Sydney Parrish bank commercial team includes Media School student, instructor
If you’re a fan of the Indiana men’s or women’s basketball teams, you may have seen an Owen County State Bank TV commercial air during the games. It features Indiana University women’s basketball guard Sydney Parrish strolling through Owen County high-fiving kids, playing basketball, and using an ATM.
That 30-second commercial, released in November, was put together by a team including members of The Media School.
Kelly King is the founder and president of 80/20 Agency and full-time lecturer at IU’s Kelley School of Business. Last summer, Owen County State Bank approached King’s agency about producing an ad with IU basketball players for the second straight season. In the 2021-22 season, the agency produced a commercial featuring Race Thompson and Rob Phinisee, two players on the men’s team. This season, Parrish was selected to do an ad for the bank.
Those who follow college sports know that student-athletes have only been afforded these opportunities for less than two years. For most of the National Collegiate Athletic Association’s history, athletes were unable to profit from their name, image, and likeness. In July 2021, that policy was revoked, which opened a new avenue for young adults competing in college athletics.
“[Athletes] have an opportunity to use their personal brand equity because they’re known entities,” King said. “They have an audience, and it gives them the opportunity to be spokespeople and get compensated for it.”
Along with operating her agency, King taught in The Media School from 2017 to the conclusion of the last academic year. When Owen County State Bank requested assistance on another commercial, King asked fellow Media School professor Austin Francalancia to produce the project alongside her. Francalancia, BA’09, jumped at the opportunity to work with a college athlete for the first time.
“I felt a little bit more pressured because I’m a big fan of this change and the ability for college athletes to receive compensation,” Francalancia said. “And it’s been necessary for such a long time, and I felt a greater pressure [to] make something as best as possible with the budget that we had. It is almost like a responsibility for doing this for future athletes.”
Francalancia has worked on advertising for companies like Logitech, Disney, and Timex. He’s also worked on an Emmy-nominated production for Hulu. After agreeing to work on the project, King and Francalancia needed a director of photography. Francalancia looked toward Alex Paul, a senior at The Media School.
“As soon as Kelly said, ‘I need a director as well,’ I said, ‘Well, let’s, let’s keep it in the IU system,’” Francalancia explained. “I really wanted to empower a student, and I felt like Alex could have immediately done that.”
Paul and Francalancia met last spring when Francalancia was working on a documentary about the Little 500. Paul, a senior at The Media School, was ecstatic about the chance to work on the commercial. He had worked on online advertisements before, but never anything that aired on television.
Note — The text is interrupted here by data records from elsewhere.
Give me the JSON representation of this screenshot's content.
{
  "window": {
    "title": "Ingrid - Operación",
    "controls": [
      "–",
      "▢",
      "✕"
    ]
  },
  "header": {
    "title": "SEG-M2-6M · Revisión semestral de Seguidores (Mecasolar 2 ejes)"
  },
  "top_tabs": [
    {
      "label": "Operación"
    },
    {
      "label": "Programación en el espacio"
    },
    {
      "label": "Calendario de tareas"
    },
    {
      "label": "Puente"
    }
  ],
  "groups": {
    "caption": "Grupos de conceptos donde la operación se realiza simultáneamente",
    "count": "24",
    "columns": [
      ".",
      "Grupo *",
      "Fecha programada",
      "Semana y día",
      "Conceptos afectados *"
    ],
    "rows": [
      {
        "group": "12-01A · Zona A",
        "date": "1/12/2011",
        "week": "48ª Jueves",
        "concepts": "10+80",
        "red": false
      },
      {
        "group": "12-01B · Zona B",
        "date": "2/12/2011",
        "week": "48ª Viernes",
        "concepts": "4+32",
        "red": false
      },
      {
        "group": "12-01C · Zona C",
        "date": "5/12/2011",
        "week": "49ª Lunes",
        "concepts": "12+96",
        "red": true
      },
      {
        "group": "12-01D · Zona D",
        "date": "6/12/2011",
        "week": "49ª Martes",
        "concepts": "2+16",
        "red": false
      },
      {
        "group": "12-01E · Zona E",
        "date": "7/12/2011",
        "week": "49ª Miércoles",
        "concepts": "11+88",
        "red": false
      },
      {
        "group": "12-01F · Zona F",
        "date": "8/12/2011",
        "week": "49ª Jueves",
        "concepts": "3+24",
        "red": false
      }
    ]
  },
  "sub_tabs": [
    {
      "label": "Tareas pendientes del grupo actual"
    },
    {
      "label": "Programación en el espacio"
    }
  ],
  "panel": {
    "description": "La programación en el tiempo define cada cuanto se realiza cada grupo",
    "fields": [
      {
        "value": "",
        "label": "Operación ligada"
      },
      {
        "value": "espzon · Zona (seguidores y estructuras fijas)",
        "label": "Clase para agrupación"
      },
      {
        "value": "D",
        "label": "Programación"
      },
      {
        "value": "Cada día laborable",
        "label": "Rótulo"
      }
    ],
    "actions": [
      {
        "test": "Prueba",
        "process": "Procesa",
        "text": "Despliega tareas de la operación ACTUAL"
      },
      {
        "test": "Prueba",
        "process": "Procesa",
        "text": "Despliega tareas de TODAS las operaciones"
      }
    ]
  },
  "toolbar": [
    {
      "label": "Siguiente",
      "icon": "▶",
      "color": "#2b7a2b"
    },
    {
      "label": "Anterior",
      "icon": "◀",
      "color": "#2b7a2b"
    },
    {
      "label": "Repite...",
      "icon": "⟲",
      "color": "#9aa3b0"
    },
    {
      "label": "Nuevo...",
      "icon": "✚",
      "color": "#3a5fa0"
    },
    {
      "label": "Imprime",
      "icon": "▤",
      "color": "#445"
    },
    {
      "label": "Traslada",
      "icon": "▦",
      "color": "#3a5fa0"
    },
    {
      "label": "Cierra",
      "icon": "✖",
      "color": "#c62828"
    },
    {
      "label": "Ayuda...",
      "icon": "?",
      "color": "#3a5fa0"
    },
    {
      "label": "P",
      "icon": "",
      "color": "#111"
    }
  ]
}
“This is a cool opportunity for me as a student to be like, ‘This piece of media that I’m going to make will be airing on the Big Ten Network’ and networks like that,” Paul said. “So, I thought that was a pretty awesome opportunity that I never had working on an actual ad spot for television before.”
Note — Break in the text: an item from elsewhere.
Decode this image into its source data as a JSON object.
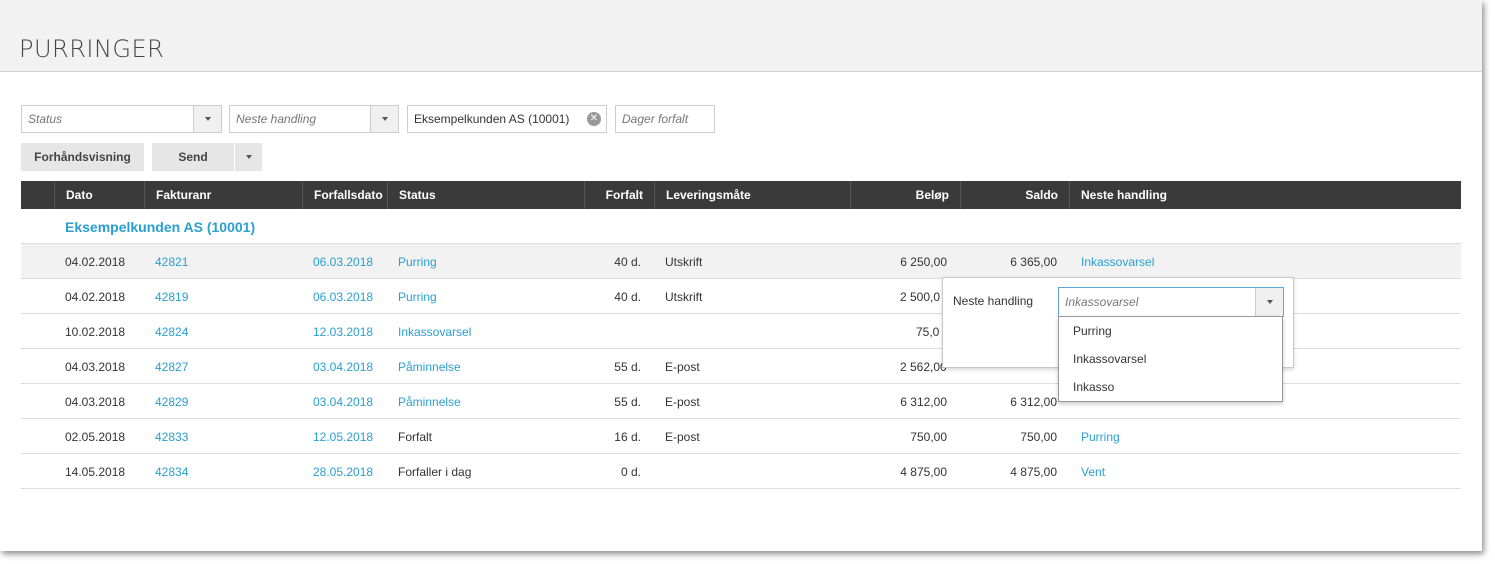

After Parrish’s NIL deal with Owen County State Bank was finalized, Paul, Francalancia, and King had a storyboard meeting. They decided on the “back home” theme of the commercial because of Parrish’s background.
Parrish, a Fishers, Indiana, native, began her college career at the University of Oregon. Last spring, she transferred to IU after two years at Oregon. The commercial focuses on her transition back to Indiana and how Owen County State Bank can assist anyone on the move.
“Life is full of transitions, and the fact of the matter is those big transitions — like you’re moving, or you’re going to college, or you’re getting married, or you’re having a baby — they usually cost a lot of money and you need your bank involved,” King said.
Francalancia and Paul went to McCormick’s Creek State Park in Spencer, Indiana, after the storyboard meeting. From there, they set up the shots and arranged their vision of the commercial around the park in Owen County. Paul was appreciative of the opportunity to work on a high-quality production.
“It feels more like you’re on a bit of a big production shift that you would go do in New York City or Los Angeles, but you’re getting that experience right here in Bloomington,” Paul said.
Both King and Francalancia wish to continue using freelance students from The Media School in the future. King said she doesn’t just look for students to take orders. She enjoys working with students like Paul, who contributed to the creative team during the commercial’s production process.
“We have incredible talent here at Indiana University, especially in The Media School, when it comes to media type of projects,” King said. “And the best way that the students can learn is by giving them real, hands-on projects like this. So, I encourage others to take advantage of the amazing talent right here in Bloomington on our campus.”
Francalancia will also look to use Media School students in his project. He wants to employ students as production assistants, production coordinators, or any other role needed for his professional projects.
“It’s life-changing,” Francalancia claimed. “To basically be in a classroom for four years talking about things and then actually being on set or a part of a production — whether it’s the development side or the post-production side — it could really change the mindset of what a student wants to be.”